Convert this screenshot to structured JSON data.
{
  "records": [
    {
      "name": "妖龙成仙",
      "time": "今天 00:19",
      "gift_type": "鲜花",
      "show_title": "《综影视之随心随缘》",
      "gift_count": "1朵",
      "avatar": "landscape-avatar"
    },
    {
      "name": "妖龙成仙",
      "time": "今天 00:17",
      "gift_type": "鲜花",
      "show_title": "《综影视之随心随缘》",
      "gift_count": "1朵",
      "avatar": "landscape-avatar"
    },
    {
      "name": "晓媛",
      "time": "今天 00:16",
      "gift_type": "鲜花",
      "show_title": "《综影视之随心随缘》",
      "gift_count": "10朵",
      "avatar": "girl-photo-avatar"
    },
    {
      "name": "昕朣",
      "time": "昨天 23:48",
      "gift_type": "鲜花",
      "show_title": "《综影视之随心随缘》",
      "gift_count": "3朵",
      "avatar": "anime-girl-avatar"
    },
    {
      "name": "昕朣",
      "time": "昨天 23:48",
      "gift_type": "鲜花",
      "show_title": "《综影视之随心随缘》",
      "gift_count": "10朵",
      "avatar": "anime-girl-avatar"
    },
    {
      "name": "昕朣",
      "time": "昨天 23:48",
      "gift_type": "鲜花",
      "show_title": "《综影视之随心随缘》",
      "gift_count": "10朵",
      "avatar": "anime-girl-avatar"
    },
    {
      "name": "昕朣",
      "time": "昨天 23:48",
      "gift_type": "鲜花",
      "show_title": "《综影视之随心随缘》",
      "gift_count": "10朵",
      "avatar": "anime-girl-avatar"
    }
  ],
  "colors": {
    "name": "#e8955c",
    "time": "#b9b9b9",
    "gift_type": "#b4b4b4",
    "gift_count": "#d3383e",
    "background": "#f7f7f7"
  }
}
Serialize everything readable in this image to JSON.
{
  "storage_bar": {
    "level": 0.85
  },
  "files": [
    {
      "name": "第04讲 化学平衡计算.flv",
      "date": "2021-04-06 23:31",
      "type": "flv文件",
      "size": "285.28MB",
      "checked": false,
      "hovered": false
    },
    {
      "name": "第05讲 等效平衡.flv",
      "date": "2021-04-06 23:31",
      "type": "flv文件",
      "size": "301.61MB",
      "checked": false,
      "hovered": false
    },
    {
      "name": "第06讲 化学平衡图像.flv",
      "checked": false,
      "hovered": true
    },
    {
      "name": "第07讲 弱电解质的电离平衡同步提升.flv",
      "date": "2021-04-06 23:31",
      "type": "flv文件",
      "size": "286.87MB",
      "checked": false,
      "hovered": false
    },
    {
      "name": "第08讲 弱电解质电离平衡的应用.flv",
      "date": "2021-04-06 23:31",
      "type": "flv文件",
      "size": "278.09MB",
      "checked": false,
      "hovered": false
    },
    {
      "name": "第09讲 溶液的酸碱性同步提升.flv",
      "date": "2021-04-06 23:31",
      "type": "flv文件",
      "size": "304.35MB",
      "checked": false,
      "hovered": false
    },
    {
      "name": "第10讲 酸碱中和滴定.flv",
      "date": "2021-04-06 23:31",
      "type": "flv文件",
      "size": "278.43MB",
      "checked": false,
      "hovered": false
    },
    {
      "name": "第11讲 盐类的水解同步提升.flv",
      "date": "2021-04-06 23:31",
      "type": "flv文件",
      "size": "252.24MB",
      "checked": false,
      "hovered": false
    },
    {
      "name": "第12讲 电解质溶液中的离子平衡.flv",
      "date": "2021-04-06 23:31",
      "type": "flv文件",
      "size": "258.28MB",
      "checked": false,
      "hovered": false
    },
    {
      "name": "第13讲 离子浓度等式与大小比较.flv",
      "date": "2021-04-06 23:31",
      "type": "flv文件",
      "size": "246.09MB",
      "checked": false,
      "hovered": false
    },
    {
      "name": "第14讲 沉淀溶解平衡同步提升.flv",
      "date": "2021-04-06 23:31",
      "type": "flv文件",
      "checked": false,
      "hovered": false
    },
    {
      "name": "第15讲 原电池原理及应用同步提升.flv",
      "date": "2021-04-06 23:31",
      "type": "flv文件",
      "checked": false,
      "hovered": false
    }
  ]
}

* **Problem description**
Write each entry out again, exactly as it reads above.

* **Exercise answer**
Convert this screenshot to structured JSON data.
{
  "records": [
    {
      "name": "妖龙成仙",
      "time": "今天 00:19",
      "gift_type": "鲜花",
      "show_title": "《综影视之随心随缘》",
      "gift_count": "1朵",
      "avatar": "landscape-avatar"
    },
    {
      "name": "妖龙成仙",
      "time": "今天 00:17",
      "gift_type": "鲜花",
      "show_title": "《综影视之随心随缘》",
      "gift_count": "1朵",
      "avatar": "landscape-avatar"
    },
    {
      "name": "晓媛",
      "time": "今天 00:16",
      "gift_type": "鲜花",
      "show_title": "《综影视之随心随缘》",
      "gift_count": "10朵",
      "avatar": "girl-photo-avatar"
    },
    {
      "name": "昕朣",
      "time": "昨天 23:48",
      "gift_type": "鲜花",
      "show_title": "《综影视之随心随缘》",
      "gift_count": "3朵",
      "avatar": "anime-girl-avatar"
    },
    {
      "name": "昕朣",
      "time": "昨天 23:48",
      "gift_type": "鲜花",
      "show_title": "《综影视之随心随缘》",
      "gift_count": "10朵",
      "avatar": "anime-girl-avatar"
    },
    {
      "name": "昕朣",
      "time": "昨天 23:48",
      "gift_type": "鲜花",
      "show_title": "《综影视之随心随缘》",
      "gift_count": "10朵",
      "avatar": "anime-girl-avatar"
    },
    {
      "name": "昕朣",
      "time": "昨天 23:48",
      "gift_type": "鲜花",
      "show_title": "《综影视之随心随缘》",
      "gift_count": "10朵",
      "avatar": "anime-girl-avatar"
    }
  ],
  "colors": {
    "name": "#e8955c",
    "time": "#b9b9b9",
    "gift_type": "#b4b4b4",
    "gift_count": "#d3383e",
    "background": "#f7f7f7"
  }
}
Serialize everything readable in this image to JSON.
{
  "storage_bar": {
    "level": 0.85
  },
  "files": [
    {
      "name": "第04讲 化学平衡计算.flv",
      "date": "2021-04-06 23:31",
      "type": "flv文件",
      "size": "285.28MB",
      "checked": false,
      "hovered": false
    },
    {
      "name": "第05讲 等效平衡.flv",
      "date": "2021-04-06 23:31",
      "type": "flv文件",
      "size": "301.61MB",
      "checked": false,
      "hovered": false
    },
    {
      "name": "第06讲 化学平衡图像.flv",
      "checked": false,
      "hovered": true
    },
    {
      "name": "第07讲 弱电解质的电离平衡同步提升.flv",
      "date": "2021-04-06 23:31",
      "type": "flv文件",
      "size": "286.87MB",
      "checked": false,
      "hovered": false
    },
    {
      "name": "第08讲 弱电解质电离平衡的应用.flv",
      "date": "2021-04-06 23:31",
      "type": "flv文件",
      "size": "278.09MB",
      "checked": false,
      "hovered": false
    },
    {
      "name": "第09讲 溶液的酸碱性同步提升.flv",
      "date": "2021-04-06 23:31",
      "type": "flv文件",
      "size": "304.35MB",
      "checked": false,
      "hovered": false
    },
    {
      "name": "第10讲 酸碱中和滴定.flv",
      "date": "2021-04-06 23:31",
      "type": "flv文件",
      "size": "278.43MB",
      "checked": false,
      "hovered": false
    },
    {
      "name": "第11讲 盐类的水解同步提升.flv",
      "date": "2021-04-06 23:31",
      "type": "flv文件",
      "size": "252.24MB",
      "checked": false,
      "hovered": false
    },
    {
      "name": "第12讲 电解质溶液中的离子平衡.flv",
      "date": "2021-04-06 23:31",
      "type": "flv文件",
      "size": "258.28MB",
      "checked": false,
      "hovered": false
    },
    {
      "name": "第13讲 离子浓度等式与大小比较.flv",
      "date": "2021-04-06 23:31",
      "type": "flv文件",
      "size": "246.09MB",
      "checked": false,
      "hovered": false
    },
    {
      "name": "第14讲 沉淀溶解平衡同步提升.flv",
      "date": "2021-04-06 23:31",
      "type": "flv文件",
      "checked": false,
      "hovered": false
    },
    {
      "name": "第15讲 原电池原理及应用同步提升.flv",
      "date": "2021-04-06 23:31",
      "type": "flv文件",
      "checked": false,
      "hovered": false
    }
  ]
}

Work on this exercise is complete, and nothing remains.